What you are asked to do: Reproduce the entries word for word, and omit any picture you find in them.

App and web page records
/---
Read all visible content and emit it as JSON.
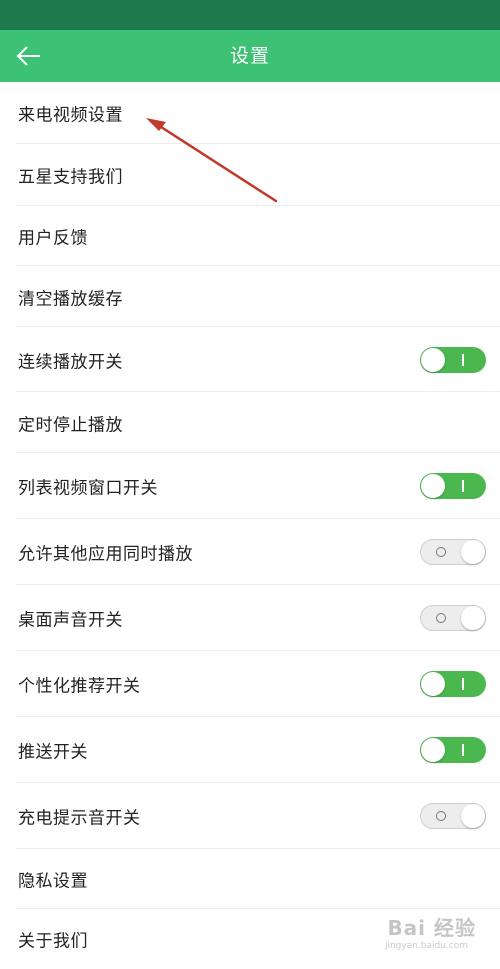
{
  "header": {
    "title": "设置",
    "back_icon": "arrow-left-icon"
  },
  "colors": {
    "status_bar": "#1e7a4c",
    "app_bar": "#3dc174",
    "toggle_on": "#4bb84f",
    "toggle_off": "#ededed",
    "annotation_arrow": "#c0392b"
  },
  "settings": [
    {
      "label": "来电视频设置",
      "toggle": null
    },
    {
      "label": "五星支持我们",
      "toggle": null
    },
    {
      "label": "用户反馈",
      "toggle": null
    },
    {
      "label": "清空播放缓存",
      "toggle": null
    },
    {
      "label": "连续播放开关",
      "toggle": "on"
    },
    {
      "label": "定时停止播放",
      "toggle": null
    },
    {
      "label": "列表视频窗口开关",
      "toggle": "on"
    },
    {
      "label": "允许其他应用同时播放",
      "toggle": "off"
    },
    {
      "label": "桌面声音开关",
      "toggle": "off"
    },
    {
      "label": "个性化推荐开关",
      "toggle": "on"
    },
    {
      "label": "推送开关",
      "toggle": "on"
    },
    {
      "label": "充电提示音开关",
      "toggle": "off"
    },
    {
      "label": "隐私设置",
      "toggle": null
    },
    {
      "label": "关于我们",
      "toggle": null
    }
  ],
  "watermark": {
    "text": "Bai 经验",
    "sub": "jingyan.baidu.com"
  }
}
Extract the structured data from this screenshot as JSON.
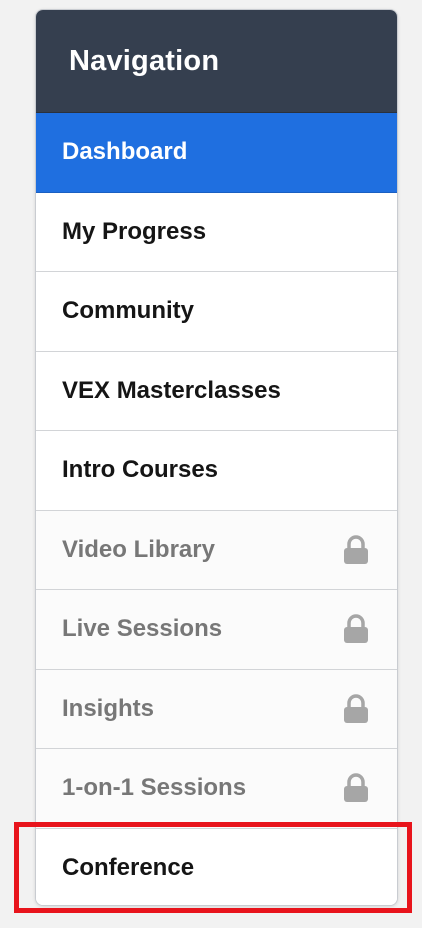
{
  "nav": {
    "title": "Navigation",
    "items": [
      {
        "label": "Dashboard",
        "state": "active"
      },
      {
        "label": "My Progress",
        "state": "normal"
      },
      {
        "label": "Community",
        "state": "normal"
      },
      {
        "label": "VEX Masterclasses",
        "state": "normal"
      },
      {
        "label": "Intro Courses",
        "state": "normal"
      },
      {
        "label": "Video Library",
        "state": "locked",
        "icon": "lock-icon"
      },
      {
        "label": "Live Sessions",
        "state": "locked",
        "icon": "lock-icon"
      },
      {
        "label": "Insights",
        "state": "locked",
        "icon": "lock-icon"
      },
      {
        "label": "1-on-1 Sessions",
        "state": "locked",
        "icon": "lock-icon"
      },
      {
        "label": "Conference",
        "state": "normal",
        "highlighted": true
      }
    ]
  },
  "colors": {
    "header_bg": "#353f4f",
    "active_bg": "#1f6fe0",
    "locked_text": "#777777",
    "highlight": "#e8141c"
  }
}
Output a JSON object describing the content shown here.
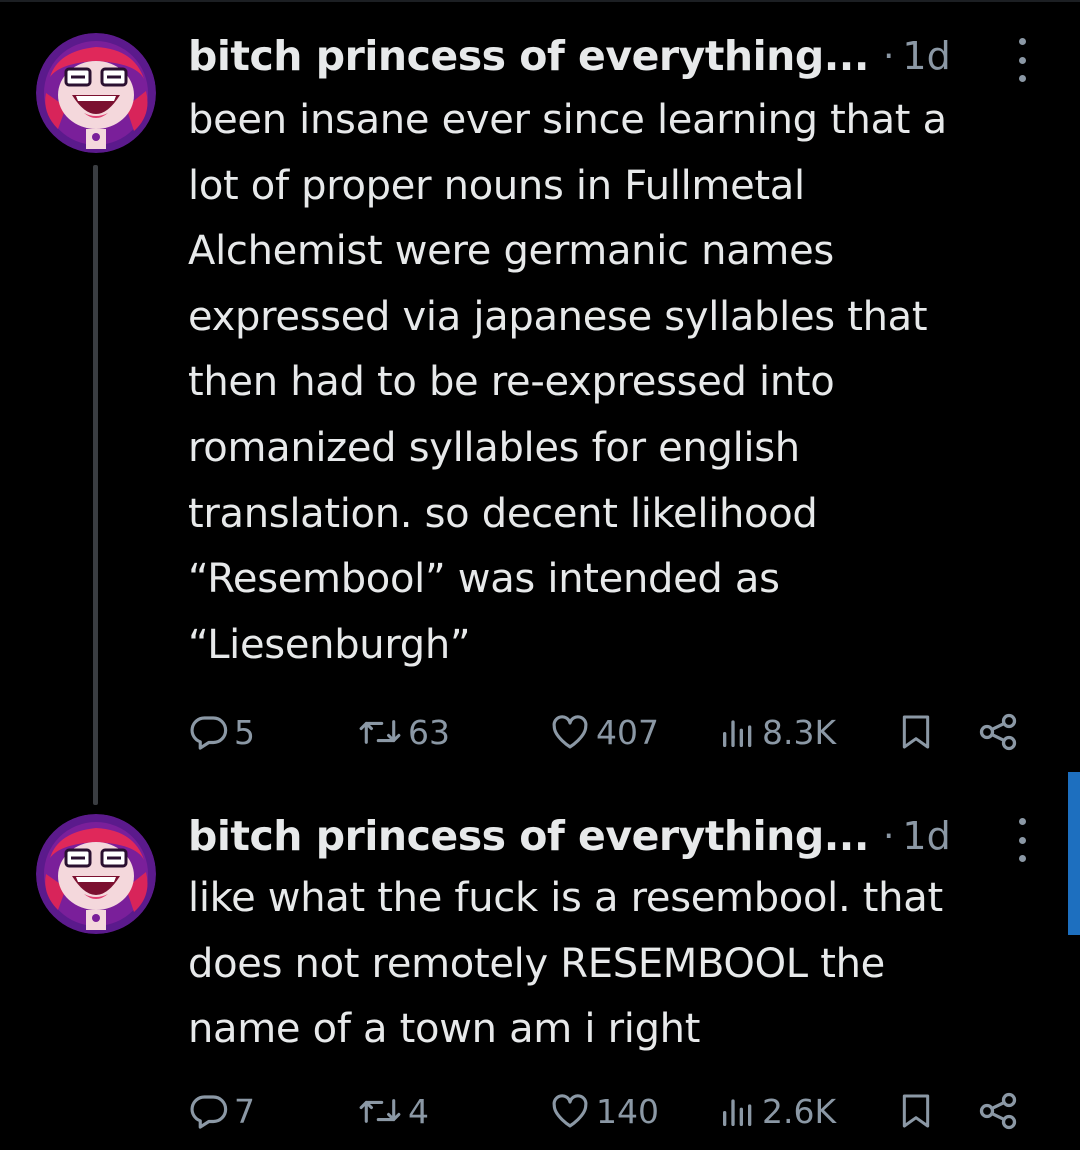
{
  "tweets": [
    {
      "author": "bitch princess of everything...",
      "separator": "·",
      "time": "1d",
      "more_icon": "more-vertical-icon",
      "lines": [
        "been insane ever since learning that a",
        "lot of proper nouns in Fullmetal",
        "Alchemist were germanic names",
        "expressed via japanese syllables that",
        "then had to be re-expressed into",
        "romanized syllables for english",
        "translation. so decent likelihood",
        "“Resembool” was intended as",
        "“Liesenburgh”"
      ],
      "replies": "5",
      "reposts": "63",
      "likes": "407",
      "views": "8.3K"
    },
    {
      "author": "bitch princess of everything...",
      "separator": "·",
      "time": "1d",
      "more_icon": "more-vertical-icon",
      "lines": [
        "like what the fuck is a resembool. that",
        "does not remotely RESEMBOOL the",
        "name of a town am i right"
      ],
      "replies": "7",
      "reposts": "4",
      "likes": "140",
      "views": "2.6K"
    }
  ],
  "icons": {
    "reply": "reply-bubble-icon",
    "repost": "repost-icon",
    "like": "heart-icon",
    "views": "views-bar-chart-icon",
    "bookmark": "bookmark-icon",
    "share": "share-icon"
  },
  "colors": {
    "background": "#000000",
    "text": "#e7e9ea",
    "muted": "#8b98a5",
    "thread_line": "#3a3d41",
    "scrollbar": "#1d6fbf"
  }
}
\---
Result below:
Read all visible content and emit it as JSON.
{
  "header": {
    "title": "设置",
    "back_icon": "arrow-left-icon"
  },
  "colors": {
    "status_bar": "#1e7a4c",
    "app_bar": "#3dc174",
    "toggle_on": "#4bb84f",
    "toggle_off": "#ededed",
    "annotation_arrow": "#c0392b"
  },
  "settings": [
    {
      "label": "来电视频设置",
      "toggle": null
    },
    {
      "label": "五星支持我们",
      "toggle": null
    },
    {
      "label": "用户反馈",
      "toggle": null
    },
    {
      "label": "清空播放缓存",
      "toggle": null
    },
    {
      "label": "连续播放开关",
      "toggle": "on"
    },
    {
      "label": "定时停止播放",
      "toggle": null
    },
    {
      "label": "列表视频窗口开关",
      "toggle": "on"
    },
    {
      "label": "允许其他应用同时播放",
      "toggle": "off"
    },
    {
      "label": "桌面声音开关",
      "toggle": "off"
    },
    {
      "label": "个性化推荐开关",
      "toggle": "on"
    },
    {
      "label": "推送开关",
      "toggle": "on"
    },
    {
      "label": "充电提示音开关",
      "toggle": "off"
    },
    {
      "label": "隐私设置",
      "toggle": null
    },
    {
      "label": "关于我们",
      "toggle": null
    }
  ],
  "watermark": {
    "text": "Bai 经验",
    "sub": "jingyan.baidu.com"
  }
}
Extract the structured data from this screenshot as JSON.
{
  "nav": {
    "title": "Navigation",
    "items": [
      {
        "label": "Dashboard",
        "state": "active"
      },
      {
        "label": "My Progress",
        "state": "normal"
      },
      {
        "label": "Community",
        "state": "normal"
      },
      {
        "label": "VEX Masterclasses",
        "state": "normal"
      },
      {
        "label": "Intro Courses",
        "state": "normal"
      },
      {
        "label": "Video Library",
        "state": "locked",
        "icon": "lock-icon"
      },
      {
        "label": "Live Sessions",
        "state": "locked",
        "icon": "lock-icon"
      },
      {
        "label": "Insights",
        "state": "locked",
        "icon": "lock-icon"
      },
      {
        "label": "1-on-1 Sessions",
        "state": "locked",
        "icon": "lock-icon"
      },
      {
        "label": "Conference",
        "state": "normal",
        "highlighted": true
      }
    ]
  },
  "colors": {
    "header_bg": "#353f4f",
    "active_bg": "#1f6fe0",
    "locked_text": "#777777",
    "highlight": "#e8141c"
  }
}
Output a JSON object describing the content shown here.
{
  "tweets": [
    {
      "author": "bitch princess of everything...",
      "separator": "·",
      "time": "1d",
      "more_icon": "more-vertical-icon",
      "lines": [
        "been insane ever since learning that a",
        "lot of proper nouns in Fullmetal",
        "Alchemist were germanic names",
        "expressed via japanese syllables that",
        "then had to be re-expressed into",
        "romanized syllables for english",
        "translation. so decent likelihood",
        "“Resembool” was intended as",
        "“Liesenburgh”"
      ],
      "replies": "5",
      "reposts": "63",
      "likes": "407",
      "views": "8.3K"
    },
    {
      "author": "bitch princess of everything...",
      "separator": "·",
      "time": "1d",
      "more_icon": "more-vertical-icon",
      "lines": [
        "like what the fuck is a resembool. that",
        "does not remotely RESEMBOOL the",
        "name of a town am i right"
      ],
      "replies": "7",
      "reposts": "4",
      "likes": "140",
      "views": "2.6K"
    }
  ],
  "icons": {
    "reply": "reply-bubble-icon",
    "repost": "repost-icon",
    "like": "heart-icon",
    "views": "views-bar-chart-icon",
    "bookmark": "bookmark-icon",
    "share": "share-icon"
  },
  "colors": {
    "background": "#000000",
    "text": "#e7e9ea",
    "muted": "#8b98a5",
    "thread_line": "#3a3d41",
    "scrollbar": "#1d6fbf"
  }
}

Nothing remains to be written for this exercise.